The English language utilizes the word "cell" in a handful of contexts. We have prison "cells", brain "cells", battery "cells", and of course, "cell" phones. At first glance, these various applications of the word "cell" seem unrelated, but if we dig a little deeper into their etymological roots, we discover that they in fact originate from a single source: Medieval monasteries. In today's episode, we explore the unlikely historical relationship between the living quarters of Medieval Christian monks and the modern technology behind the cellular phone.
Today's episode begins a short mini-series that explores the origins of technology-themed words. Although digital technology didn't permeate our culture at large until the end of the twentieth century, the word "digital" has been around for centuries. If you're a tech nerd, you probably already know what the term refers to, but if you're not, then you're in for a surprise. Furthermore, we discuss why usage of the term may begin to wane in the upcoming years.
The word "comfort" once described the spiritual consolation given by God to and an individual. Today, it describes commercialized products ranging from air conditioners to tennis shoes to sofas--a pretty drastic change, to say the least. How did this evolution take place? Today's episode looks at the impact of capitalism and consumerism on our ideas of "comfort".

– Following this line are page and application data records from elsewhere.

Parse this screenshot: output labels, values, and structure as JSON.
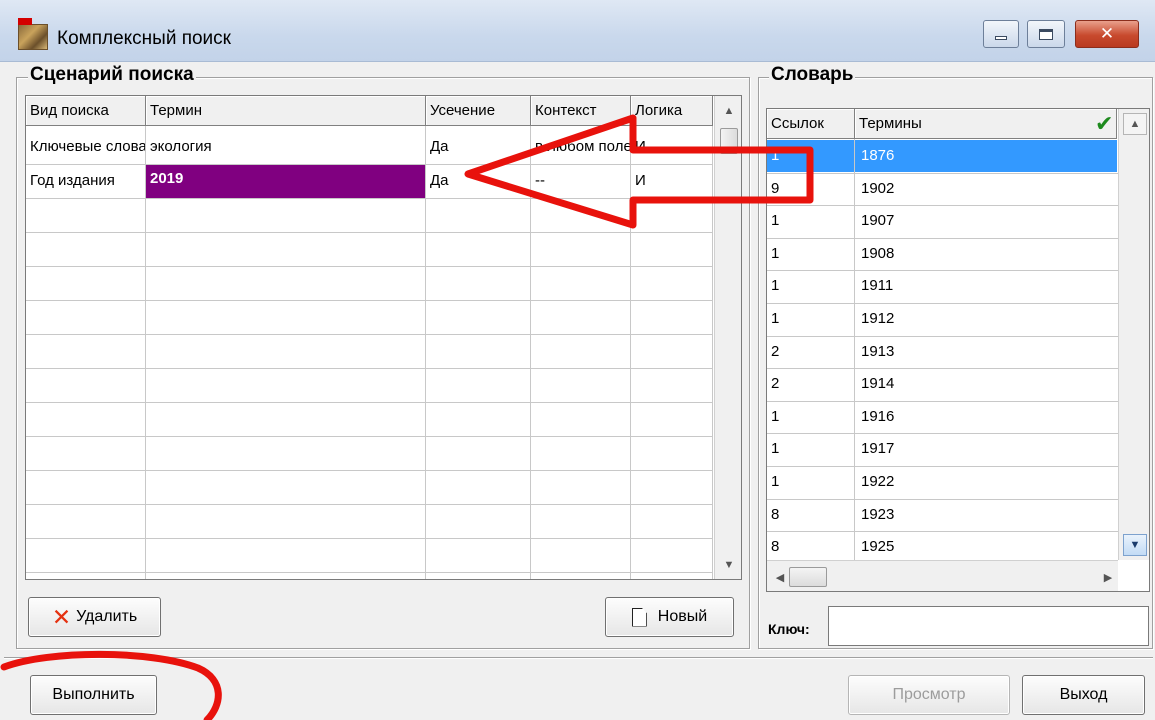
{
  "window": {
    "title": "Комплексный поиск"
  },
  "scenario": {
    "group_title": "Сценарий поиска",
    "columns": [
      "Вид поиска",
      "Термин",
      "Усечение",
      "Контекст",
      "Логика"
    ],
    "rows": [
      [
        "Ключевые слова",
        "экология",
        "Да",
        "в любом поле",
        "И"
      ],
      [
        "Год издания",
        "2019",
        "Да",
        "--",
        "И"
      ]
    ],
    "delete_label": "Удалить",
    "new_label": "Новый"
  },
  "dictionary": {
    "group_title": "Словарь",
    "columns": [
      "Ссылок",
      "Термины"
    ],
    "rows": [
      [
        "1",
        "1876"
      ],
      [
        "9",
        "1902"
      ],
      [
        "1",
        "1907"
      ],
      [
        "1",
        "1908"
      ],
      [
        "1",
        "1911"
      ],
      [
        "1",
        "1912"
      ],
      [
        "2",
        "1913"
      ],
      [
        "2",
        "1914"
      ],
      [
        "1",
        "1916"
      ],
      [
        "1",
        "1917"
      ],
      [
        "1",
        "1922"
      ],
      [
        "8",
        "1923"
      ],
      [
        "8",
        "1925"
      ]
    ],
    "key_label": "Ключ:",
    "key_value": ""
  },
  "footer": {
    "execute_label": "Выполнить",
    "view_label": "Просмотр",
    "exit_label": "Выход"
  },
  "colors": {
    "selected_cell": "#800080",
    "dictionary_selection": "#3399ff",
    "annotation": "#e8120c"
  }
}
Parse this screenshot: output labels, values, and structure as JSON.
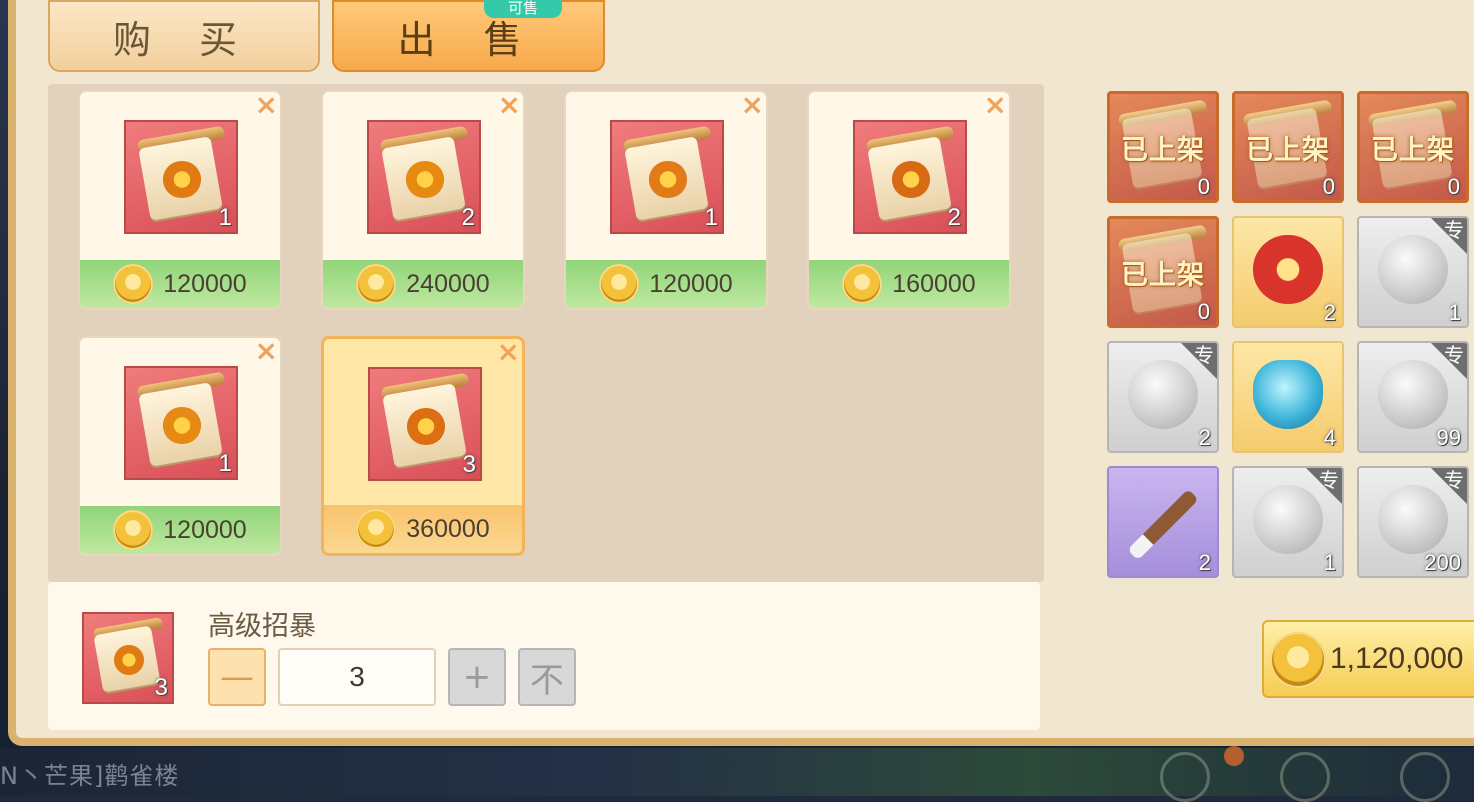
{
  "tabs": {
    "buy": "购 买",
    "sell": "出 售",
    "sell_badge": "可售"
  },
  "listings": [
    {
      "price": "120000",
      "qty": "1",
      "emblem": "#e07a12"
    },
    {
      "price": "240000",
      "qty": "2",
      "emblem": "#e88a10"
    },
    {
      "price": "120000",
      "qty": "1",
      "emblem": "#e37a18"
    },
    {
      "price": "160000",
      "qty": "2",
      "emblem": "#d96a14"
    },
    {
      "price": "120000",
      "qty": "1",
      "emblem": "#e68a14"
    },
    {
      "price": "360000",
      "qty": "3",
      "emblem": "#dc6f12",
      "selected": true
    }
  ],
  "detail": {
    "item_name": "高级招暴",
    "qty_badge": "3",
    "quantity_value": "3",
    "minus_label": "—",
    "plus_label": "+",
    "max_label": "不"
  },
  "inventory": {
    "listed_label": "已上架",
    "exclusive_label": "专",
    "slots": [
      {
        "type": "listed",
        "qty": "0"
      },
      {
        "type": "listed",
        "qty": "0"
      },
      {
        "type": "listed",
        "qty": "0"
      },
      {
        "type": "listed",
        "qty": "0"
      },
      {
        "type": "gold-red-orb",
        "qty": "2"
      },
      {
        "type": "gray-crystal",
        "qty": "1",
        "exclusive": true
      },
      {
        "type": "gray-vase",
        "qty": "2",
        "exclusive": true
      },
      {
        "type": "gold-blue-vase",
        "qty": "4"
      },
      {
        "type": "gray-orb",
        "qty": "99",
        "exclusive": true
      },
      {
        "type": "purple-brush",
        "qty": "2"
      },
      {
        "type": "gray-scroll",
        "qty": "1",
        "exclusive": true
      },
      {
        "type": "gray-pearl",
        "qty": "200",
        "exclusive": true
      }
    ]
  },
  "total": {
    "amount": "1,120,000"
  },
  "background": {
    "chat_text": "N丶芒果]鹳雀楼"
  }
}
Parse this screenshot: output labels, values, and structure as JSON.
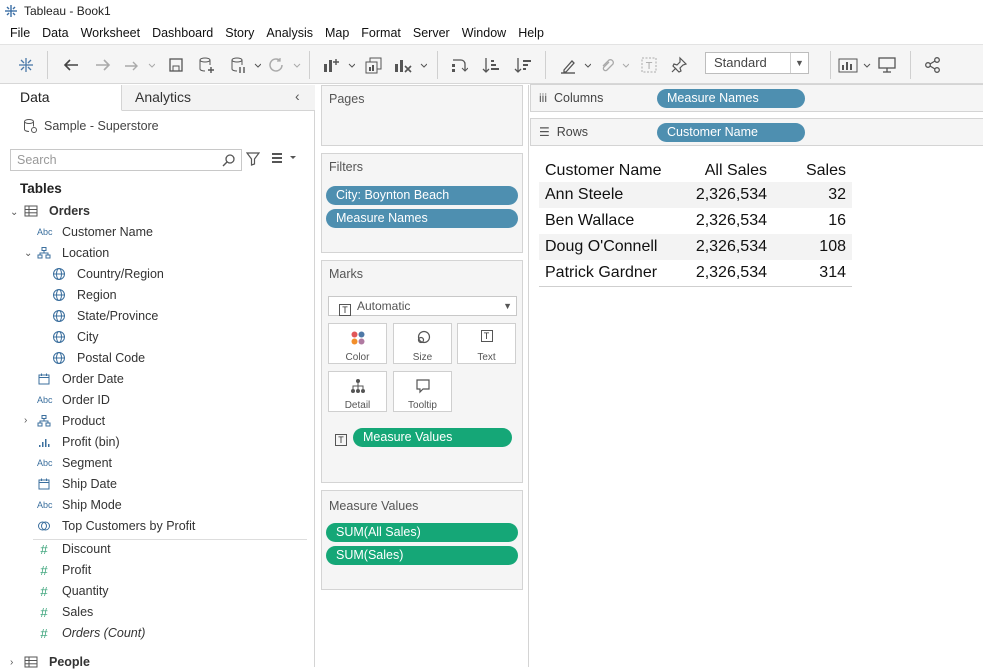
{
  "window": {
    "title": "Tableau - Book1"
  },
  "menu": [
    "File",
    "Data",
    "Worksheet",
    "Dashboard",
    "Story",
    "Analysis",
    "Map",
    "Format",
    "Server",
    "Window",
    "Help"
  ],
  "toolbar": {
    "fit_select": "Standard"
  },
  "data_pane": {
    "tab_data": "Data",
    "tab_analytics": "Analytics",
    "datasource": "Sample - Superstore",
    "search_placeholder": "Search",
    "tables_heading": "Tables",
    "orders_table": "Orders",
    "fields": {
      "customer_name": "Customer Name",
      "location": "Location",
      "country_region": "Country/Region",
      "region": "Region",
      "state_province": "State/Province",
      "city": "City",
      "postal_code": "Postal Code",
      "order_date": "Order Date",
      "order_id": "Order ID",
      "product": "Product",
      "profit_bin": "Profit (bin)",
      "segment": "Segment",
      "ship_date": "Ship Date",
      "ship_mode": "Ship Mode",
      "top_customers": "Top Customers by Profit",
      "discount": "Discount",
      "profit": "Profit",
      "quantity": "Quantity",
      "sales": "Sales",
      "orders_count": "Orders (Count)"
    },
    "people_table": "People",
    "type_labels": {
      "string": "Abc",
      "number": "#"
    }
  },
  "pages": {
    "title": "Pages"
  },
  "filters": {
    "title": "Filters",
    "items": [
      "City: Boynton Beach",
      "Measure Names"
    ]
  },
  "marks": {
    "title": "Marks",
    "type": "Automatic",
    "buttons": {
      "color": "Color",
      "size": "Size",
      "text": "Text",
      "detail": "Detail",
      "tooltip": "Tooltip"
    },
    "text_pill": "Measure Values"
  },
  "measure_values": {
    "title": "Measure Values",
    "items": [
      "SUM(All Sales)",
      "SUM(Sales)"
    ]
  },
  "columns": {
    "label": "Columns",
    "pill": "Measure Names"
  },
  "rows": {
    "label": "Rows",
    "pill": "Customer Name"
  },
  "view": {
    "headers": [
      "Customer Name",
      "All Sales",
      "Sales"
    ],
    "rows": [
      {
        "name": "Ann Steele",
        "all_sales": "2,326,534",
        "sales": "32"
      },
      {
        "name": "Ben Wallace",
        "all_sales": "2,326,534",
        "sales": "16"
      },
      {
        "name": "Doug O'Connell",
        "all_sales": "2,326,534",
        "sales": "108"
      },
      {
        "name": "Patrick Gardner",
        "all_sales": "2,326,534",
        "sales": "314"
      }
    ]
  },
  "colors": {
    "blue_pill": "#4e8fb0",
    "green_pill": "#15a777"
  }
}
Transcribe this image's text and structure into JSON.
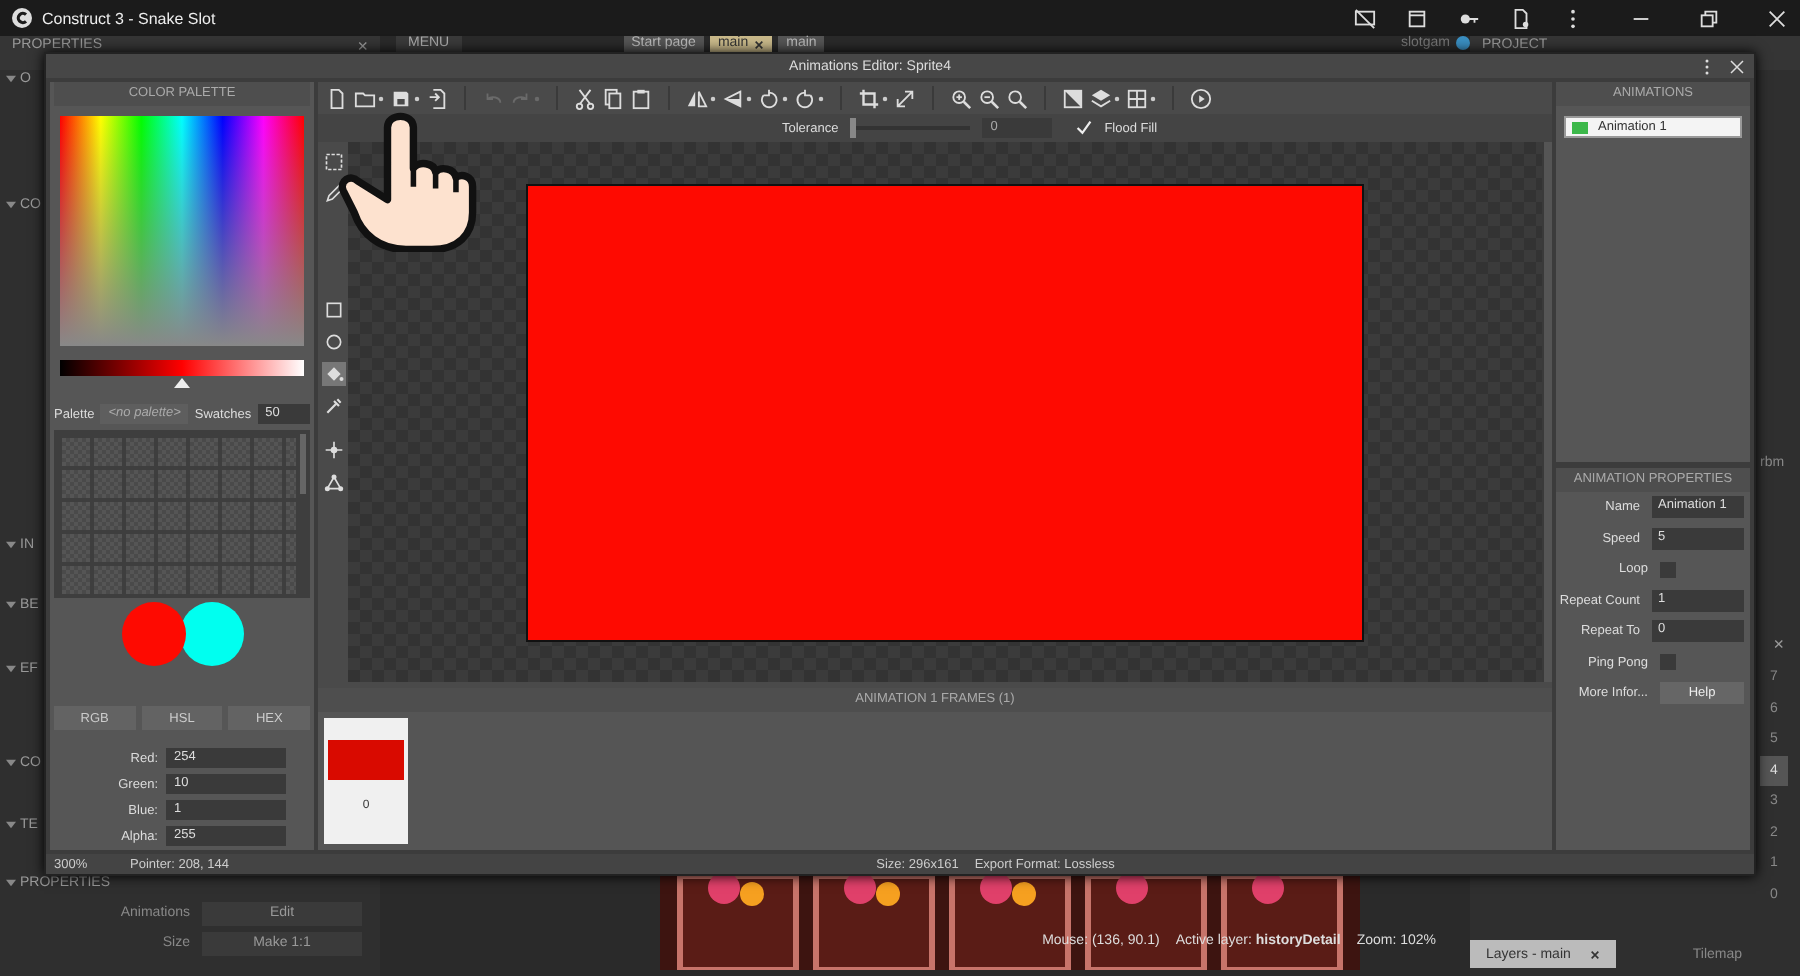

The word "meat" once referred to all forms of solid food, not just animal flesh. In today's episode, Ray explores the ambiguities of the word "meat" as it appears in the King James Bible and debunks a certain myth surrounding meat-related words such as pork, beef, and veal, among others.
Welcome to the first Words for Granted bonus episode! This episode explores polysemy, the phenomenon by which a single word can have multiple meanings. Why do we use the word "foot" in the compound word "footnote"? Why does the word "decimation" derive from the Latin word for "ten"? Will books eventually become extinct? Ray answers all of these questions and more, all through the lens of polysemy.
Today's episode looks at the Old English sense of the word "wyrd". It was not an adjective, but a noun that is commonly translated into Modern English as "fate". However, this oversimplified translation doesn't tell the word's full story. By comparing and contrasting etymological and cultural evidence, Ray makes the case that "wyrd" and "fate" are really not the same thing at all.
"Nice" has gone through more changes than almost any other word in the English language. Over the course of seven centuries, it has been used to mean "stupid", "promiscuous", "elegant", and "effeminate", among countless other things. In this episode, we're going to try to make sense of its perplexing evolution.
Welcome to Words for Granted! In this debut episode, we'll be looking at how villanus, the Latin word for "farmworker", became the Modern English word "villain". From Ancient Rome to Medieval England to modern superhero films, the meaning of "villain" has changed drastically over time.